The All Blacks’ injury woes worsened on Saturday with the news that All Black captain Kieran Read is now in doubt for the Lions series after breaking his thumb in the Crusaders versus Cheetahs Super 18 game.

With Jerome Kaino also in doubt, will this mean explosive flanker Ardie Savea will start at No. 8?

If Read and Kaino are unable to recover in time for the June 24 first Test, the All Blacks will lose 174 caps in experience, leadership and game management. Both are also crucial in defence, with Read’s lineout ability and tireless tackling and Kaino’s dominance in mauls likely to be missed against a powerful Lions pack.

However, while the All Blacks may lose power in the tight play, they would probably gain in speed if a new back row combination started.

That back row would see Sam Cane in his usual openside flanker position, with Liam Squire on blindside and Ardie Savea at No. 8. It is a pacy, skilful combination which would suit an open, Wellington Hurricanes style of play.

Ardie Savea has gained some experience at number 8 for the Hurricanes this year, with some real success. His power, speed and leg drives off the back of the scrum are intimidating, and the prospect of him and English battering ram Billy Vunipola going head-to-head would be exciting. Savea has been outstanding this season, combining Richie McCaw-like stamina with the power of his bulked up frame, which now stands at 103kg.

He has averaged about 40 running metres per game this season, scored four tries, beaten 22 defenders and made 13 clean breaks in just eight games. Savea is no longer the new pyro, having had 12 Test caps and playing in his fourth season of Super Rugby. Liam Squire, the mulletted Highlander, is a powerful, tall flanker with some real pace and he made a real impression in the All Black squad last year, leapfrogging over other rivals to earn eight test caps.

Sam Cane is the most experienced of the three, with 40 caps and eleven tries and has established himself as a mainstay in the All Black back row following the departure of Richie McCaw after the 2015 World Cup. The All Blacks’ depth on the bench would probably be tested, with Steven Luatua and Matt Todd the likely finishers.

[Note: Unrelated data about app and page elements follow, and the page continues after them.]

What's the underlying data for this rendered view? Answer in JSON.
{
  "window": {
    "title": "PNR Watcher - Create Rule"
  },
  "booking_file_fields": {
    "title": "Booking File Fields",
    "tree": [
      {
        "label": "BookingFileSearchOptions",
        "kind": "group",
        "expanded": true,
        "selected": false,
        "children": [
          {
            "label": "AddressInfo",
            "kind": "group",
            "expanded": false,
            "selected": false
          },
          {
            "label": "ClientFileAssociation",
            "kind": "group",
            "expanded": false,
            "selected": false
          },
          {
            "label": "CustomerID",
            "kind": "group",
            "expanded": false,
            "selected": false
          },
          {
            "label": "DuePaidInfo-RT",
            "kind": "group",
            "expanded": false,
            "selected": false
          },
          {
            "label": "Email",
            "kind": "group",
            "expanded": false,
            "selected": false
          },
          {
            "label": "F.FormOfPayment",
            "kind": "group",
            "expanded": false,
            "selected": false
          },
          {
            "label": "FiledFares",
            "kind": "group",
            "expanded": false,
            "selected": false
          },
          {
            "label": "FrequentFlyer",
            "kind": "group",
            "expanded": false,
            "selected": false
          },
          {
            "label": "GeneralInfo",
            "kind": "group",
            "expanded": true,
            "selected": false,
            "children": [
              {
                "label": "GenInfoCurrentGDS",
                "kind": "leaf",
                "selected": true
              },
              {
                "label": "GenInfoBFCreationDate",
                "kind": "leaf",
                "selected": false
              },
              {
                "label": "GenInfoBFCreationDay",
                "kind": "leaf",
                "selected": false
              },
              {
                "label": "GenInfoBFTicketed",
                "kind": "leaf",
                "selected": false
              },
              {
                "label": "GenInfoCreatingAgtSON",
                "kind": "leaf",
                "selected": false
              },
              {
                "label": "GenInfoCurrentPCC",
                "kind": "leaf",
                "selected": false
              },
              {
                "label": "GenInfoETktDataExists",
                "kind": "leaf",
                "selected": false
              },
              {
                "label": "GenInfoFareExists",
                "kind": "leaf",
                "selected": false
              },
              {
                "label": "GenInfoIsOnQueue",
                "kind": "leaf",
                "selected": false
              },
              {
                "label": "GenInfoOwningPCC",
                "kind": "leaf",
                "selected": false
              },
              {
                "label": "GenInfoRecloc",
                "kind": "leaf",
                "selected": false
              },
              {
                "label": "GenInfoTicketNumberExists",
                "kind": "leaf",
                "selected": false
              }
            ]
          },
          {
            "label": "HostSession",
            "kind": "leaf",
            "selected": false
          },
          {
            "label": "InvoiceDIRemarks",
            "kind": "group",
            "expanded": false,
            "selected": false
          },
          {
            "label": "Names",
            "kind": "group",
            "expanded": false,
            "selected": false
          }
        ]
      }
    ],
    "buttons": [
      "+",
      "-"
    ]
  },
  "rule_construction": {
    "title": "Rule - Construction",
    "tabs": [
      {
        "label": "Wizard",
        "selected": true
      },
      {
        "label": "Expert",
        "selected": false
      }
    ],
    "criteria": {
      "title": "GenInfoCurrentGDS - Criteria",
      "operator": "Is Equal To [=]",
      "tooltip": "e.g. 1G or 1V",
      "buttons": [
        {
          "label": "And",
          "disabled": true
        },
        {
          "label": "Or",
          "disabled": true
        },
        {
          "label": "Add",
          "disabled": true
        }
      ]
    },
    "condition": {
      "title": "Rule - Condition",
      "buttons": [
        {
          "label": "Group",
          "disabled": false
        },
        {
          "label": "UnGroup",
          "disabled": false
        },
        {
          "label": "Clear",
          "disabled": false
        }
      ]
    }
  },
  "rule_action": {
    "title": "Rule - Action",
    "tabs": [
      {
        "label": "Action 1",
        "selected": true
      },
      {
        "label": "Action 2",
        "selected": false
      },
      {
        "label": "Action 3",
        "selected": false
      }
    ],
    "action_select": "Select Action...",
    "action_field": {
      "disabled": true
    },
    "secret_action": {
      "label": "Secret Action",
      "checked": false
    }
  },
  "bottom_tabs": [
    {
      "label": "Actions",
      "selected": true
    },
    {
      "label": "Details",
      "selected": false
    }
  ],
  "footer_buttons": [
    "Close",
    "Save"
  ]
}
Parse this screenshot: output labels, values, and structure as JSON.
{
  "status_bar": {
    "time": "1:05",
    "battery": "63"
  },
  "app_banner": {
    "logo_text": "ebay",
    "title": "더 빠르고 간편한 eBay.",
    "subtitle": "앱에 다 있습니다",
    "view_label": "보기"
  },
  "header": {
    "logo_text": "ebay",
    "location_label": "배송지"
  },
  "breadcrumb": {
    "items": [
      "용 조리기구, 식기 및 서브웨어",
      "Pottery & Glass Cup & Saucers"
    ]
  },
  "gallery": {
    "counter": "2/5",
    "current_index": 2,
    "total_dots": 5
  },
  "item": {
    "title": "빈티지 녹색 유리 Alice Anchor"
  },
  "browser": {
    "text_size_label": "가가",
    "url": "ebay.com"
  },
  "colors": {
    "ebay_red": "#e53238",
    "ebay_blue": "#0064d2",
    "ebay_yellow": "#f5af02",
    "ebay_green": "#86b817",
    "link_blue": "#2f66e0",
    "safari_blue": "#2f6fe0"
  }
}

While All Black fans will no doubt wish Read and Kaino a speedy recovery, the prospect of this alternative back row must quicken a few Kiwi pulses.

Kaal Kaczmarek, Pundit Arena

Read More About: , , , , , , , , ,

Author: The PA Team

This article was written by a member of The PA Team.